Societal pressures are not solely responsible for eating disorders

People have begun to misperceive eating disorders as the product of societal expectations

Many young women yearn for the long, slender legs of the supermodels they see on the runway. Similarly, many young men aspire to look like the toned, lean models walking the same runway.

Unfortunately for many, these desires are unrealistic and often unachievable. A person’s appearance is dictated predominantly by his or her genetic makeup.

For example, a University of Queensland study found that races associated with greater height are genetically predisposed to being more slender, as measured by their BMI. Countless other studies support this, reinforcing the idea that a person's physical appearance can only be changed so much. 

Not to discount the high rate of obesity in the world, especially in the United States, as well as the merit of exercise, but the body image many seek is unobtainable by healthy means. Many develop eating disorders while seeking to fulfill their need for this “perfect body.” They have allowed societal expectations to influence their eating habits.

However, many overlook the fact that eating disorders are not driven by environmental factors alone. In fact, eating disorders can be genetically inheritable themselves.

Eating disorders can develop from the inheritance of specific genes in the human genome. Recent research conducted by the University of Iowa and the University of Texas Southwestern Medical Center has actually pinpointed specific genes responsible for the emergence of eating disorders.

Additionally, eating disorders can develop from pre-existing mental illnesses. For example, body dysmorphic disorder involves a persistent obsession with an “imagined or slight defect” in a person’s appearance. Some people with BDD look in the mirror and imagine themselves differently than others see them, which leads to the development of eating disorders. 

Eating disorders such as anorexia nervosa, bulimia nervosa and binge eating disorder are often caused by a similar clinical obsession with appearance; it is not always a matter of societal influences.

Most individuals perceive eating disorders as a condition developed by environmental factors, such as the “perfect” body portrayed in the fashion industry and recently on social media, but there is more to it than that. These cases often cannot be approached with counseling alone, nor can they be written off as the result of societal expectations. According to the National Institute of Mental Health, treatment plans for recovering from an eating disorder can range anywhere from group psychotherapy to prescription medication.


The legitimacy of these conditions is often discounted due to the misconception that they develop as a result of societal pressures, which are hard to quantify or diagnose. Surprisingly enough, eating disorders are just as legitimate in the scientific community as any other mental condition.

Although a large portion of the general public has yet to understand this, the psychology and health community has made programs and treatments available to those suffering from eating disorders.

ASU specifically provides access to services that both inform students and allow them to seek help for this.

“Any student who comes to health or counseling services is offered the opportunity to talk about what is going on in their life,” Aaron D. Krasnow, Ph.D, associate vice president of ASU’s counseling services and health services, said.

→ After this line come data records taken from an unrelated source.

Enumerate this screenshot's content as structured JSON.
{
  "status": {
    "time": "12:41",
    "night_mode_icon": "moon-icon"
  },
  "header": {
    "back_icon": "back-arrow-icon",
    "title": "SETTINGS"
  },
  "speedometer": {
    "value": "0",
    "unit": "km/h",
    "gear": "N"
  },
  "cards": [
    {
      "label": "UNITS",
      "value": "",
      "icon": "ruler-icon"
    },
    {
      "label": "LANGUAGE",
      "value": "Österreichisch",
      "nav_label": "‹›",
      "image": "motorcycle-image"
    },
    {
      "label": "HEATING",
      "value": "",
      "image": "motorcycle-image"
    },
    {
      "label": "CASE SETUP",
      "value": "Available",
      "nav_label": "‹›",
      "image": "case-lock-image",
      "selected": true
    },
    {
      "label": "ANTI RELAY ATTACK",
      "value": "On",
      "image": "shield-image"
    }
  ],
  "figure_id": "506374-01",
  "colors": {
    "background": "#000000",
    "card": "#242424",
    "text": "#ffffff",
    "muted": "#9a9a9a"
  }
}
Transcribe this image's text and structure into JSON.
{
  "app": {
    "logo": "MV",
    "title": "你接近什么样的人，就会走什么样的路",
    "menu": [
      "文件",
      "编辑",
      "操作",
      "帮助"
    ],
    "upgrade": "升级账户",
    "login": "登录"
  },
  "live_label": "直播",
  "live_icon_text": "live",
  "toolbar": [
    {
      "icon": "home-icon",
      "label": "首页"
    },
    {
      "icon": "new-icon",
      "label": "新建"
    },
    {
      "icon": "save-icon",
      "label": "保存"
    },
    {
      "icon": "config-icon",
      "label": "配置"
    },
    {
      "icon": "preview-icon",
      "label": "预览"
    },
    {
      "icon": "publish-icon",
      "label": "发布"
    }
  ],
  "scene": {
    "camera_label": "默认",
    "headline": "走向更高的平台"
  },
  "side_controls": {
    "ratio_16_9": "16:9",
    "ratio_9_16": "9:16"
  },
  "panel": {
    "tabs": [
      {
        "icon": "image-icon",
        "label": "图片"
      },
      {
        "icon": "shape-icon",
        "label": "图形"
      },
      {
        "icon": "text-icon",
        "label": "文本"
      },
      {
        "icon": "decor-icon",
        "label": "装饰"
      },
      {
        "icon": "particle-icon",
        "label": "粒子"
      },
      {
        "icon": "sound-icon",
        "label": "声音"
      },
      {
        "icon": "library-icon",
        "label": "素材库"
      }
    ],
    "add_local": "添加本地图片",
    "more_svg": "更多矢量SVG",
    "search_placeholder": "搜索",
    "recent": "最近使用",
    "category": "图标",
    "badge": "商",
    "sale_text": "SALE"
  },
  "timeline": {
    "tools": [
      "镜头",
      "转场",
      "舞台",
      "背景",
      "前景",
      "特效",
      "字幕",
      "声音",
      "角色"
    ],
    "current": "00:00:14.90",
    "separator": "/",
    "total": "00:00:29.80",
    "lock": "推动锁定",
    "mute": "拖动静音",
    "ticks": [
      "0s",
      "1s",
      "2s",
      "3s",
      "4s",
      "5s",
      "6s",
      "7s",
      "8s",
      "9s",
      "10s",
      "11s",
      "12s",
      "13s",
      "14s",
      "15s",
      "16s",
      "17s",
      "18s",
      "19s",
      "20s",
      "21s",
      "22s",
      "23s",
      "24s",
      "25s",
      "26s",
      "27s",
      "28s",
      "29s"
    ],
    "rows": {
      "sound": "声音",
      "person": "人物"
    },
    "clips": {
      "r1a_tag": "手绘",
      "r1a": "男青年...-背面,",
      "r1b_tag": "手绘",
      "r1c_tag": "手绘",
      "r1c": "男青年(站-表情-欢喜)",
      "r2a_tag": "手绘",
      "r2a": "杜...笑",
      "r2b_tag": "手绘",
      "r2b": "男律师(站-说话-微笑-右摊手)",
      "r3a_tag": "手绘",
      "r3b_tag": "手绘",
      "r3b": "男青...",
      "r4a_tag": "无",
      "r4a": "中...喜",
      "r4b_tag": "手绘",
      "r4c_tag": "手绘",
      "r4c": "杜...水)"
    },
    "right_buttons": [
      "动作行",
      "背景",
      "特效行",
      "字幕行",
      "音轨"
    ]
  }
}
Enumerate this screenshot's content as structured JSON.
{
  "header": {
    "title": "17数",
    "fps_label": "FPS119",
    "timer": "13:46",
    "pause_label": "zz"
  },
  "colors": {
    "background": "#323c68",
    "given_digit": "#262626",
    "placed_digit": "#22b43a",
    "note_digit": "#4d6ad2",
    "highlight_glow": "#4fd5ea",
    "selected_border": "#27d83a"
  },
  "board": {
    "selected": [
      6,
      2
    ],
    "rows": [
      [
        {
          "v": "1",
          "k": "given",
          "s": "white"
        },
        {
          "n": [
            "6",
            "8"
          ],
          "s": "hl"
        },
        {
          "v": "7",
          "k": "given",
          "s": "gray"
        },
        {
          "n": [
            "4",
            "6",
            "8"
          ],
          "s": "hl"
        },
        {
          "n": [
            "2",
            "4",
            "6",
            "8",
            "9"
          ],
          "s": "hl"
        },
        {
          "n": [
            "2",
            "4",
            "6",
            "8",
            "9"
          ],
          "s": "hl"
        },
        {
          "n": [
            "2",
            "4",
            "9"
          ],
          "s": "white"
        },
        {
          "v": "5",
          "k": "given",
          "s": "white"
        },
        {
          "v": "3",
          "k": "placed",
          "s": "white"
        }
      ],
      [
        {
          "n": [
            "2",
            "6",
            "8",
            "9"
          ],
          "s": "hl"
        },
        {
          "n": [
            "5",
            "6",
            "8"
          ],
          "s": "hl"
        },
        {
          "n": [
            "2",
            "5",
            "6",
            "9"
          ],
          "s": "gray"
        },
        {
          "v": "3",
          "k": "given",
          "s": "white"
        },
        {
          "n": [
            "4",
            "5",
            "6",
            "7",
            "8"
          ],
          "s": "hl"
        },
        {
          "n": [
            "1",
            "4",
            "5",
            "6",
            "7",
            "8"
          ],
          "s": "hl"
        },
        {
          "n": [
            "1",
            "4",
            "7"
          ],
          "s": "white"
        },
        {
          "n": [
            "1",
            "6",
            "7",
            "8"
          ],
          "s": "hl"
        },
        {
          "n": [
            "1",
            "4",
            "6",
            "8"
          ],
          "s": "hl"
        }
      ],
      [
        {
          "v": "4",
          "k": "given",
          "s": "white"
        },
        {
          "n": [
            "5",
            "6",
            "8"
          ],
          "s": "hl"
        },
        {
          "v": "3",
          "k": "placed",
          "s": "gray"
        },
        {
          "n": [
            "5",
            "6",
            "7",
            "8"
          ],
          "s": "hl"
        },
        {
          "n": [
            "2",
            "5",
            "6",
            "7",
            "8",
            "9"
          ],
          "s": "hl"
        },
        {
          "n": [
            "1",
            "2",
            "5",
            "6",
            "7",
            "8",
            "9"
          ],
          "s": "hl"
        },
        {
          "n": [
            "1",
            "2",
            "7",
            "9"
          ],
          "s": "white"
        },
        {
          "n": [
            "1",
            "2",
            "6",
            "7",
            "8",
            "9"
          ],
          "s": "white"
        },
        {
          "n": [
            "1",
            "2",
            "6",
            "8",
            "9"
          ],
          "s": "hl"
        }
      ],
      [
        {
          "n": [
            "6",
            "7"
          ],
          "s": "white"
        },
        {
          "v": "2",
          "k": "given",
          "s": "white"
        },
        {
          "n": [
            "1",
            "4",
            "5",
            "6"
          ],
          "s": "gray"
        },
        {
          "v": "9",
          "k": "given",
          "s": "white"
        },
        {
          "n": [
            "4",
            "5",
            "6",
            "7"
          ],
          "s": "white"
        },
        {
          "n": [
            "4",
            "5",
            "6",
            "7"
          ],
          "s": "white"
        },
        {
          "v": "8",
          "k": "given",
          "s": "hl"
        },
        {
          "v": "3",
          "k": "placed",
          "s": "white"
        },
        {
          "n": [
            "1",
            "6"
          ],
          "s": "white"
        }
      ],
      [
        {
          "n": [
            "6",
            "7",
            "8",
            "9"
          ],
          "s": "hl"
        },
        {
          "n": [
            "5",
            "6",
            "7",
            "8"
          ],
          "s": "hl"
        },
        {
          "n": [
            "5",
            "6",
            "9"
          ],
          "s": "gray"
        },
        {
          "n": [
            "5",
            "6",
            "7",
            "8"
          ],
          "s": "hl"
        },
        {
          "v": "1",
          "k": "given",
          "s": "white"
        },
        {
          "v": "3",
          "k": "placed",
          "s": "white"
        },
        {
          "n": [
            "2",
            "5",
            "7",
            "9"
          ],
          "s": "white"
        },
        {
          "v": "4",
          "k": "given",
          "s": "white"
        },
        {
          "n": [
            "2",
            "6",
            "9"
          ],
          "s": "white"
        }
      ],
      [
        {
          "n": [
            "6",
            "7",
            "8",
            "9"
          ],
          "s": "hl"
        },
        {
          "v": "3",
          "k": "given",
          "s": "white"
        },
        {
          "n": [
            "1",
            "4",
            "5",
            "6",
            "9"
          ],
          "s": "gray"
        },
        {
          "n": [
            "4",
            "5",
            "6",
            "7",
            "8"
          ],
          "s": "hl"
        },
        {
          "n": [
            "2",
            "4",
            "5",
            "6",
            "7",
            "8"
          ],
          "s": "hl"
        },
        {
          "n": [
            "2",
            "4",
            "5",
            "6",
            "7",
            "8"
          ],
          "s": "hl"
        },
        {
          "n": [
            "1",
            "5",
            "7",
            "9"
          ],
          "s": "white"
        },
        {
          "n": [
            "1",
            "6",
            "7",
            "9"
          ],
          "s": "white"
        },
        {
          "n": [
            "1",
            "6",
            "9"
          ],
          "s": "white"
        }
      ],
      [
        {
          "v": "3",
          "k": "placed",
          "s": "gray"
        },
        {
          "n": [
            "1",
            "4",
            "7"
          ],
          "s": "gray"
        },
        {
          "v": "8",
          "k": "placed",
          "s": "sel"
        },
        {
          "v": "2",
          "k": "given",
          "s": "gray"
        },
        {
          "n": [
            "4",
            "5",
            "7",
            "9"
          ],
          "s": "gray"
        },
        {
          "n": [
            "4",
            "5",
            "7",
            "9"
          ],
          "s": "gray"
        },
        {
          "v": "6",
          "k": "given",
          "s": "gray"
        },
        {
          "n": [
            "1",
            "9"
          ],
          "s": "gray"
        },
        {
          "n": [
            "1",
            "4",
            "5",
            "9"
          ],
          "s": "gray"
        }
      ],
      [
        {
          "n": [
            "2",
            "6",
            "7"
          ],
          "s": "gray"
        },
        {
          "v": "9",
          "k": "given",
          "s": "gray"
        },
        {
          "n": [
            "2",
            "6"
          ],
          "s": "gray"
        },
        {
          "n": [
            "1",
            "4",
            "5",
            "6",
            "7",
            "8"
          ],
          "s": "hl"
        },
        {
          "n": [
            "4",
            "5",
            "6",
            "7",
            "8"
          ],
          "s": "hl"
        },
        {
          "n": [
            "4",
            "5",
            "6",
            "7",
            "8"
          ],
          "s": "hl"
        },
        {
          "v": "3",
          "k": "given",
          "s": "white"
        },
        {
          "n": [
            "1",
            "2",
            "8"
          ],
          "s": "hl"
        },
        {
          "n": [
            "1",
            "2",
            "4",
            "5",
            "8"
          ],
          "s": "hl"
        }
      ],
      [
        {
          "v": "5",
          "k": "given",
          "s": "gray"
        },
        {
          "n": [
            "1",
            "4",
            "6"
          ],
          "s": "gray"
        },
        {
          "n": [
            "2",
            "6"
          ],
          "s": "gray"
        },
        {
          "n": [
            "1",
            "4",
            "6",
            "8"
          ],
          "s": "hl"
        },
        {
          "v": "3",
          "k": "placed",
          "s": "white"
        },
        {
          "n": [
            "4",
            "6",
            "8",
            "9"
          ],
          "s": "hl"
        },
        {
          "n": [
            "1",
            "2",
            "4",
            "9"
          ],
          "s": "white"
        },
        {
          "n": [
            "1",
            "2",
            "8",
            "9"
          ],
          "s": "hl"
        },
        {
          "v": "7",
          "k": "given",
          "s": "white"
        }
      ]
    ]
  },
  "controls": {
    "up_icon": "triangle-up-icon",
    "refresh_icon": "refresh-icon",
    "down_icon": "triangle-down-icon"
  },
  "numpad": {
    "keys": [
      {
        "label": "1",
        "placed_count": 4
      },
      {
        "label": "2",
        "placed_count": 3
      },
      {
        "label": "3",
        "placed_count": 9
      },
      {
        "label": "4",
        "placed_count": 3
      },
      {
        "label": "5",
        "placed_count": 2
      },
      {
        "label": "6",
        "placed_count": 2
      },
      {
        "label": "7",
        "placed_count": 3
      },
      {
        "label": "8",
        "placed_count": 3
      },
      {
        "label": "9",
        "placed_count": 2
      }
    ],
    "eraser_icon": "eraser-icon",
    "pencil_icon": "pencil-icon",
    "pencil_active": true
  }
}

"One of the things we do at ASU, which we are trying to get the word out more about but not a lot of students know about, is that all students are registered for a patient portal, which is a way to interact with health services,” he said. “You can ask questions to your doctor and make appointments. One of the features of the patient portal is Health Wise. It is basically like WebMD, but all the information has been compiled by us (at ASU), so that we know that it is credible.”

The general public needs to be more precarious with their approach to eating disorders in the future. Understanding that they are caused not only by environmental factors, but also by heritable traits helps to shatter the negative stigma surrounding those with body image issues and aids those suffering from eating disorders in recovering.

Reach the columnist at or follow @ghirneise2 on Twitter.

Editor’s note: The opinions presented in this column are the author’s and do not imply any endorsement from The State Press or its editors.

Want to join the conversation? Send an email to Keep letters under 300 words and be sure to include your university affiliation. Anonymity will not be granted.

Like The State Press on Facebook and follow @statepress on Twitter.

Get the best of State Press delivered straight to your inbox.